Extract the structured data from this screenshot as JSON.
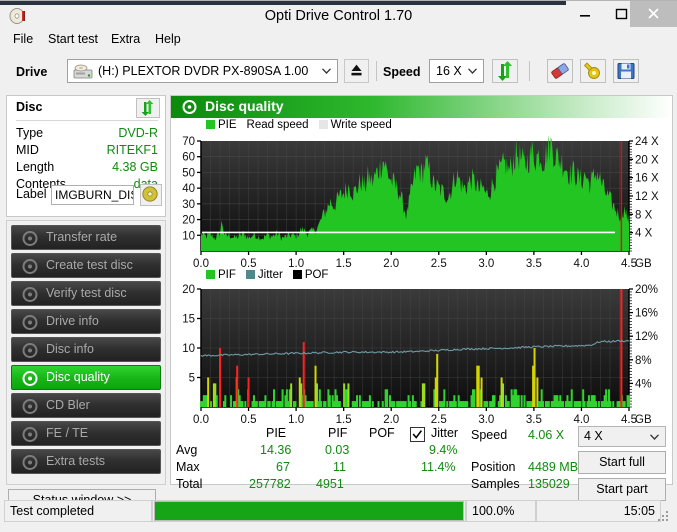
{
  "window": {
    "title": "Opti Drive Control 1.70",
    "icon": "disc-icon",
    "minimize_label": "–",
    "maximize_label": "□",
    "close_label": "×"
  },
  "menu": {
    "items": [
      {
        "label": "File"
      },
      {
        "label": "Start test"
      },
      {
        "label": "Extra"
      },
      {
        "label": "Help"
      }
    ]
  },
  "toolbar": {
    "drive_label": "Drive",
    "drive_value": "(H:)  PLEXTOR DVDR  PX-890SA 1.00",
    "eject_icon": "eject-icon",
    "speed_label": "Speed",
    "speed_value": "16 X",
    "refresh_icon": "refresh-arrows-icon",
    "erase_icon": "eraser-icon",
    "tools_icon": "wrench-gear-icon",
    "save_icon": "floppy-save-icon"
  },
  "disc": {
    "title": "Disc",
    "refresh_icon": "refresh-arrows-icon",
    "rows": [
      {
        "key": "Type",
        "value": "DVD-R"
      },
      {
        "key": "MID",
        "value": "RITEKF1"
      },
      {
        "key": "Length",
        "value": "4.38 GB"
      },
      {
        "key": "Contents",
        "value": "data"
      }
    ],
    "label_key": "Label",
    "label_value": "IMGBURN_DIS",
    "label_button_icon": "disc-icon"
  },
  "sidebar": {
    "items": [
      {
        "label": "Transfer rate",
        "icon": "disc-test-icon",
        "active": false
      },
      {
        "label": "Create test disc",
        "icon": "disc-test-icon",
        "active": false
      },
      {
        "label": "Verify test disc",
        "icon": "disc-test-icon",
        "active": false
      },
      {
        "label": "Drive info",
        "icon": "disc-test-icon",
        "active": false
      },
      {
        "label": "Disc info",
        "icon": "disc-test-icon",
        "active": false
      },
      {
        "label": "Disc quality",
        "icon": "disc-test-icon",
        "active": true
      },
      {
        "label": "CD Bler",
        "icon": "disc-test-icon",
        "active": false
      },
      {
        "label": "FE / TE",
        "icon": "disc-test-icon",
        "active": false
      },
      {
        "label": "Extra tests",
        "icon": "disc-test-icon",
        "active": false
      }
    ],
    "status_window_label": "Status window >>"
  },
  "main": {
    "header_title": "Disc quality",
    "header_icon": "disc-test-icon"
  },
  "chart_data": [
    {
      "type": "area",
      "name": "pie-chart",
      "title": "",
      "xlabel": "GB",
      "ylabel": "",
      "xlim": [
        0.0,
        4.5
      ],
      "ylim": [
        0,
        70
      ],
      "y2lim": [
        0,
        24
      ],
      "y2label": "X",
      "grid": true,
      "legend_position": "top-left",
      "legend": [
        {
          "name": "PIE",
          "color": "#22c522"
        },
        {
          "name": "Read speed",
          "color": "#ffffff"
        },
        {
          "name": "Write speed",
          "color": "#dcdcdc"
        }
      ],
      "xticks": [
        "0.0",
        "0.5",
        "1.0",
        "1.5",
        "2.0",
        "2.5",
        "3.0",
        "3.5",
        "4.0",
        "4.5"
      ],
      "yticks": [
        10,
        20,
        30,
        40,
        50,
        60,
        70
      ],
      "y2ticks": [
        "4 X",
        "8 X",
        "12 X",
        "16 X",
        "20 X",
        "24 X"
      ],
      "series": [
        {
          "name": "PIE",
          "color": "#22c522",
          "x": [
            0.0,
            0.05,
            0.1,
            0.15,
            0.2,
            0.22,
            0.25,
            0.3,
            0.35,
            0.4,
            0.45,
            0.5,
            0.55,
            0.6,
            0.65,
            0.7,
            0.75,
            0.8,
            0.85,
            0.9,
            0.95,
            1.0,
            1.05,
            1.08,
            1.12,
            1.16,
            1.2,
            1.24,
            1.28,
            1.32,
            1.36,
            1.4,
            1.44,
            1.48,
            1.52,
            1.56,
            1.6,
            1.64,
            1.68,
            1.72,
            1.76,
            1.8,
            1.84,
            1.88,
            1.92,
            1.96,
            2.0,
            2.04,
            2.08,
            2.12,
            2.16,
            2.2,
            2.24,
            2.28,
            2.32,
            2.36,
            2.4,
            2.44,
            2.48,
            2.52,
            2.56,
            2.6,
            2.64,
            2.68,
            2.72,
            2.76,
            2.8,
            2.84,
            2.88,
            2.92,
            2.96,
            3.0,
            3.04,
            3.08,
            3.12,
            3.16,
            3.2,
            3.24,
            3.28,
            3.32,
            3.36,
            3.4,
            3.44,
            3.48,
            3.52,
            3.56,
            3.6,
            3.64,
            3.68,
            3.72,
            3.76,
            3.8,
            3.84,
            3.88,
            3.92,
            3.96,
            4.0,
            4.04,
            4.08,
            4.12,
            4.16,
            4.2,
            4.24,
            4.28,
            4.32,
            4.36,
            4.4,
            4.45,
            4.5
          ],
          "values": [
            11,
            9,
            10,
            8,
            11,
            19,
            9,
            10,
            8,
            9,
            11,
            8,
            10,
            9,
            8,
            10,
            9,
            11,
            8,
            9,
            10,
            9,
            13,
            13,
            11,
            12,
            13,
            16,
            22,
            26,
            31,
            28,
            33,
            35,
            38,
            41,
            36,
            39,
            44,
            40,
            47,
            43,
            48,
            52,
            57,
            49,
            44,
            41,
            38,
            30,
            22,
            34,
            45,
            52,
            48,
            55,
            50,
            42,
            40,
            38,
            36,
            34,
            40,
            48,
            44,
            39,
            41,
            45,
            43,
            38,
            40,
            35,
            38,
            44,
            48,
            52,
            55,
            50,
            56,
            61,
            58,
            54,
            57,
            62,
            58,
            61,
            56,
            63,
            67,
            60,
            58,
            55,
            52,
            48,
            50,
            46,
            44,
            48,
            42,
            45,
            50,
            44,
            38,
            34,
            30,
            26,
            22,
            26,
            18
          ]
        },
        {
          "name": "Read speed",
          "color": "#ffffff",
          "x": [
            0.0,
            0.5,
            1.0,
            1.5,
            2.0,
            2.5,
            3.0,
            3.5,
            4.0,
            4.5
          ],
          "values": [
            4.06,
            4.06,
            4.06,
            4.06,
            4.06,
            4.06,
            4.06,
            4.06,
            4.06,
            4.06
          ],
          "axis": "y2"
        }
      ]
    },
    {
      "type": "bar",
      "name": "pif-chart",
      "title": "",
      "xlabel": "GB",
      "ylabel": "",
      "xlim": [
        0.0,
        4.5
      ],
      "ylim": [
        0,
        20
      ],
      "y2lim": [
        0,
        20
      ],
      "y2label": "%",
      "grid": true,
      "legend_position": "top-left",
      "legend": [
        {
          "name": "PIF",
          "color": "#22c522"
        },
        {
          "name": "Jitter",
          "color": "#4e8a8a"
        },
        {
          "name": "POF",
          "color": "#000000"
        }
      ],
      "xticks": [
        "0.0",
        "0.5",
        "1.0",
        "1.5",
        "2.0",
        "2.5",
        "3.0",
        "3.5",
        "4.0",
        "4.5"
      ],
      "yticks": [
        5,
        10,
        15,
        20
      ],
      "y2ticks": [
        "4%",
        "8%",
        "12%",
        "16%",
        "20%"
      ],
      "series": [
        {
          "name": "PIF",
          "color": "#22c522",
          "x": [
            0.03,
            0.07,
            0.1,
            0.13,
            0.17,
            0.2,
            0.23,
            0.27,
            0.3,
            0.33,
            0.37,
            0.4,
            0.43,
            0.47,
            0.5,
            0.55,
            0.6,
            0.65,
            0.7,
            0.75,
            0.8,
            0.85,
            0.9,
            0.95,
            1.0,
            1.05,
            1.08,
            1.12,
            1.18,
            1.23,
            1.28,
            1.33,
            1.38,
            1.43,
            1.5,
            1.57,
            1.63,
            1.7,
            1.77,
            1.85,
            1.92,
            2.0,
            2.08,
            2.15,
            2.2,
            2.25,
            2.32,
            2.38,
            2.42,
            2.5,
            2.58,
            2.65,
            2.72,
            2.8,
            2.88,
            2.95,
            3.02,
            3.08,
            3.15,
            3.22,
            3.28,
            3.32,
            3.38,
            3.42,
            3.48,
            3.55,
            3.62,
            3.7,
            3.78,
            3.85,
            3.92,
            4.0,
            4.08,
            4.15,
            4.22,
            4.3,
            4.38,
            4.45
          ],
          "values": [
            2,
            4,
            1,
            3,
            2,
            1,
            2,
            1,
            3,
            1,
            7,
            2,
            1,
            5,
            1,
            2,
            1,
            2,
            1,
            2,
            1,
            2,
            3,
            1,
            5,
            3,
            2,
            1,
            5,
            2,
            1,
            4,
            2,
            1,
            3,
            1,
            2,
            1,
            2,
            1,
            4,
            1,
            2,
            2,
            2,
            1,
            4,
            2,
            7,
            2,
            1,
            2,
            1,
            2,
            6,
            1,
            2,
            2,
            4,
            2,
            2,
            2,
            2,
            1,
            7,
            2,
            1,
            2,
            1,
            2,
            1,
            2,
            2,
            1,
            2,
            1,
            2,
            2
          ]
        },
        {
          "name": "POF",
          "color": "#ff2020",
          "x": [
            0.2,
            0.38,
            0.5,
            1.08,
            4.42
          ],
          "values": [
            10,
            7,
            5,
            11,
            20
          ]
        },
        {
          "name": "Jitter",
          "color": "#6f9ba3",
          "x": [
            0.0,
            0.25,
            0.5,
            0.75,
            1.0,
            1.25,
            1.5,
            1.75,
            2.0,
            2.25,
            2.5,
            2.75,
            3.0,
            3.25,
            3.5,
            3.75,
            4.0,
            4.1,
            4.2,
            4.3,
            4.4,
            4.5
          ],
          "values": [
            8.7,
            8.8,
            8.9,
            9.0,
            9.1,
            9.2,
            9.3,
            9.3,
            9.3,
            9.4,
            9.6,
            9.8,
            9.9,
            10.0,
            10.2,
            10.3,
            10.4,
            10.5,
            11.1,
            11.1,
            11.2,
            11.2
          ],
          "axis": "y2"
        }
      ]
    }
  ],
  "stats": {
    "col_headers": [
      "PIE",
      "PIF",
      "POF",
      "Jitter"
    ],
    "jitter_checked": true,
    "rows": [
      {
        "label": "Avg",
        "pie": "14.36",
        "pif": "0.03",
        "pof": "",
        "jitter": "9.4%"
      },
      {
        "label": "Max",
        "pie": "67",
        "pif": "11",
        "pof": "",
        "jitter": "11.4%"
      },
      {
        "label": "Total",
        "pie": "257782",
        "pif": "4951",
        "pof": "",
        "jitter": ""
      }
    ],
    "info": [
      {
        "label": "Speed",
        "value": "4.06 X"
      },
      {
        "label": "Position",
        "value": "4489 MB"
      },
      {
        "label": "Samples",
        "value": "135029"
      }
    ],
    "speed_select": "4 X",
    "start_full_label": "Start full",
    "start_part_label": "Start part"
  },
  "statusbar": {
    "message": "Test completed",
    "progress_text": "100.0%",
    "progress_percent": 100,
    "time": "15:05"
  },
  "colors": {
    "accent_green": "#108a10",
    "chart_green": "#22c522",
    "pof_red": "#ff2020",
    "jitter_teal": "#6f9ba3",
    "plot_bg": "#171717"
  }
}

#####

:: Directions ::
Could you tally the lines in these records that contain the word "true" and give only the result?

:: Response to the exercise ::
4